* [Task prompt] Check every line below for the word "Yellow" and show those that hold it.

---+---

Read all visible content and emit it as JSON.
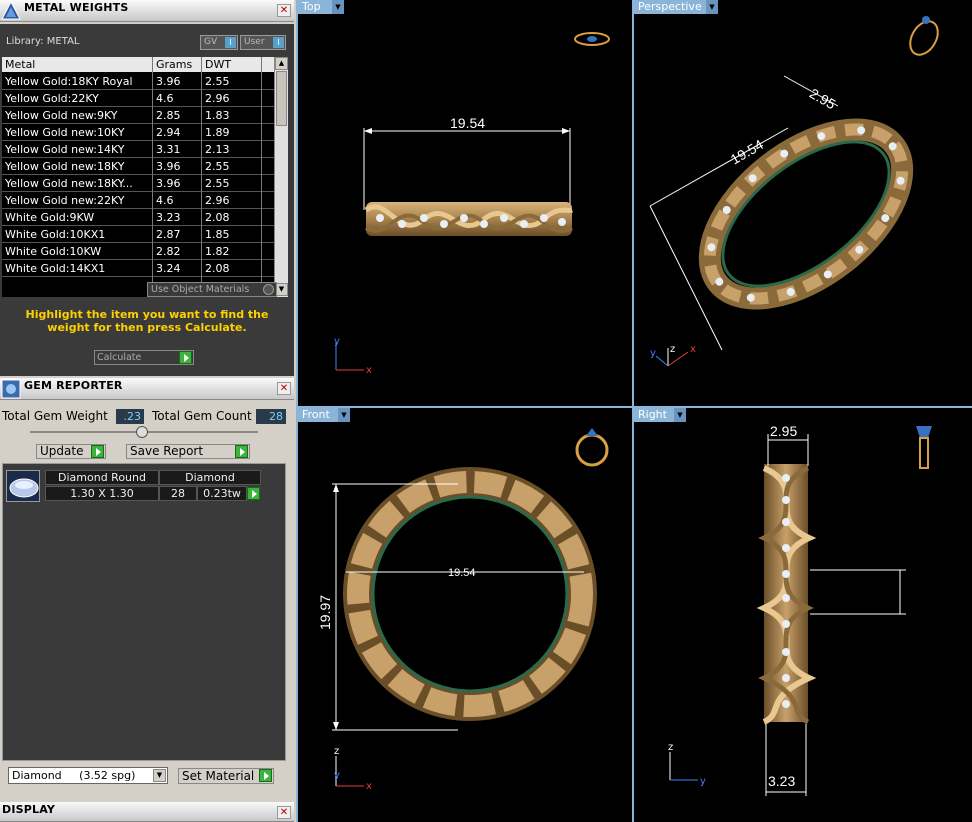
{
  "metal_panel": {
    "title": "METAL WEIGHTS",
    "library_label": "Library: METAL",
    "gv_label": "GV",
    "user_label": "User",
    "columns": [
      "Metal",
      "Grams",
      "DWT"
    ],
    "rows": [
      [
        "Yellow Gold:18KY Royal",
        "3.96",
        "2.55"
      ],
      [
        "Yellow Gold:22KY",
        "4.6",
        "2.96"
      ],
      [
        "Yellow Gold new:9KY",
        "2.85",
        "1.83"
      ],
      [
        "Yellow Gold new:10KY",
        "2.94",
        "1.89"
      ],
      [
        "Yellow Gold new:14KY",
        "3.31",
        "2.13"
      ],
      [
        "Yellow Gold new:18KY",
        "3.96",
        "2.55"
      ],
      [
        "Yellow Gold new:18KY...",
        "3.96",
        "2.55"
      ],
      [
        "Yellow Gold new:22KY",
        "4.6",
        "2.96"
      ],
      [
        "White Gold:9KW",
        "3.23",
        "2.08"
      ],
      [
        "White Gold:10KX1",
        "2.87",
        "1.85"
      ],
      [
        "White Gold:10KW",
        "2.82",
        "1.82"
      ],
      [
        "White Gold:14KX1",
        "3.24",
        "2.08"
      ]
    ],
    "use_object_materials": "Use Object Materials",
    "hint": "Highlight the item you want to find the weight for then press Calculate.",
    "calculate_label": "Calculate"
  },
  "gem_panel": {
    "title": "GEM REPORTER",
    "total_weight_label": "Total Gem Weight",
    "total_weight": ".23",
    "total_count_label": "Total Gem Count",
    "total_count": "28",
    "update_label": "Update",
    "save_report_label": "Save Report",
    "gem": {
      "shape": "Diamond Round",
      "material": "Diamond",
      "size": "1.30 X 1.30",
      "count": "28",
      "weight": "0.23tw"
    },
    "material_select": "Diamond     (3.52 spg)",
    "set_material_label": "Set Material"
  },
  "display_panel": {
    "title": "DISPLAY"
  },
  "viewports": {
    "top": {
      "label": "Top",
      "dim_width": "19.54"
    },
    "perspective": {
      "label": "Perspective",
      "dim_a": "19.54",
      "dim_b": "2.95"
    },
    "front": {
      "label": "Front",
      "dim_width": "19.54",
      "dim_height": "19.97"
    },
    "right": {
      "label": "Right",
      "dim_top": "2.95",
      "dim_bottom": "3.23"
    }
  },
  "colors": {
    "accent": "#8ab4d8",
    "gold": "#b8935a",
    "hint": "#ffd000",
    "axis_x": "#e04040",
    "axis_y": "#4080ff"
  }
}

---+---

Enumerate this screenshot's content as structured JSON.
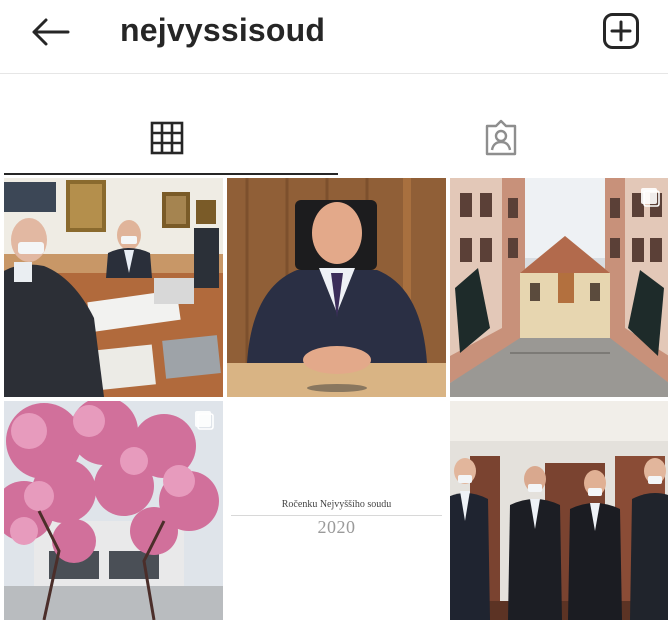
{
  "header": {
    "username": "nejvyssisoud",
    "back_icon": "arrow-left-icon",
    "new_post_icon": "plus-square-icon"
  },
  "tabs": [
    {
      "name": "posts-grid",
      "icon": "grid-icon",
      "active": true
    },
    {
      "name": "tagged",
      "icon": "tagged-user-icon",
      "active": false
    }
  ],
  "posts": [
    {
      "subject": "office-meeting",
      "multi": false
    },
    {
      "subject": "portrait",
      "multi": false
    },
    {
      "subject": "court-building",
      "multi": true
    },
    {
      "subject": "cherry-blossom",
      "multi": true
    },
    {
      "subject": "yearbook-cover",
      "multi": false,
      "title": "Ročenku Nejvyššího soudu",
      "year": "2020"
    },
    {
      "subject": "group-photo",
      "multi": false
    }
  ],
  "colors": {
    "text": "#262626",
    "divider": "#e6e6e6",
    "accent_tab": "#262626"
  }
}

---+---

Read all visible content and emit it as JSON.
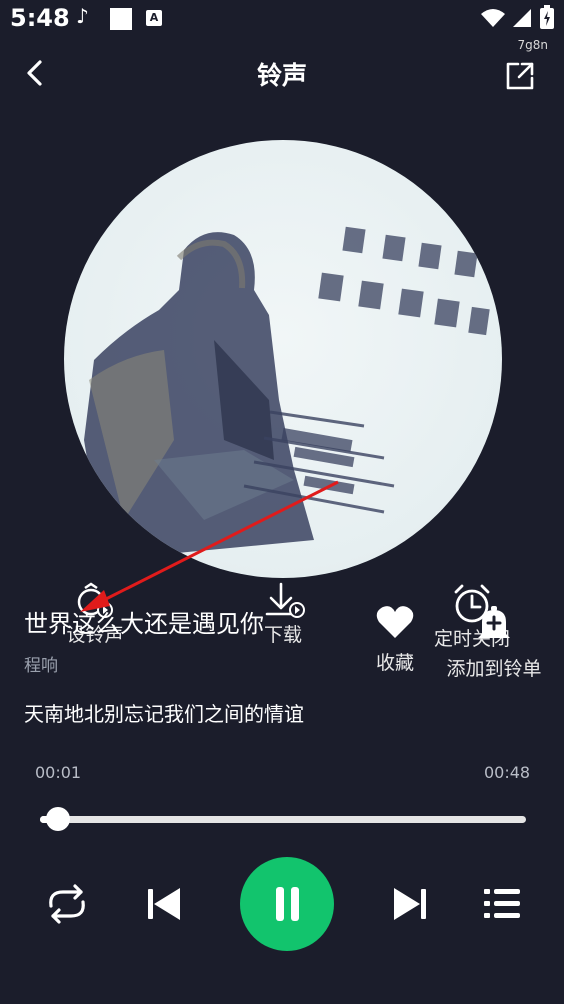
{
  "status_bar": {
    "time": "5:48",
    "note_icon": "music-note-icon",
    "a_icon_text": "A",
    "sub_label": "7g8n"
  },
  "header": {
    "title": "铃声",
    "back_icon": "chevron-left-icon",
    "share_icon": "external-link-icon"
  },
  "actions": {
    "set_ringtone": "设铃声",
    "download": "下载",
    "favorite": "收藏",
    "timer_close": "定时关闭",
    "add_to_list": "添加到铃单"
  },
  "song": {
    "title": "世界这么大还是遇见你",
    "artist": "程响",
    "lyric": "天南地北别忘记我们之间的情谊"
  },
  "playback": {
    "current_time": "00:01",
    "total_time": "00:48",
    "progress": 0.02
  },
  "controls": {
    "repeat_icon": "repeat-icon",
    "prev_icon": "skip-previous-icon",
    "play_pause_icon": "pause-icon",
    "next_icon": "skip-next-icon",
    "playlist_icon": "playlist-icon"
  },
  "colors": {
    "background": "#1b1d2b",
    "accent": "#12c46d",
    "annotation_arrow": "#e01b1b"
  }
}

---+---

* [Your response]
        "Yellow Gold:18KY Royal",
        "Yellow Gold:22KY",
        "Yellow Gold new:9KY",
        "Yellow Gold new:10KY",
        "Yellow Gold new:14KY",
        "Yellow Gold new:18KY",
        "Yellow Gold new:18KY...",
        "Yellow Gold new:22KY",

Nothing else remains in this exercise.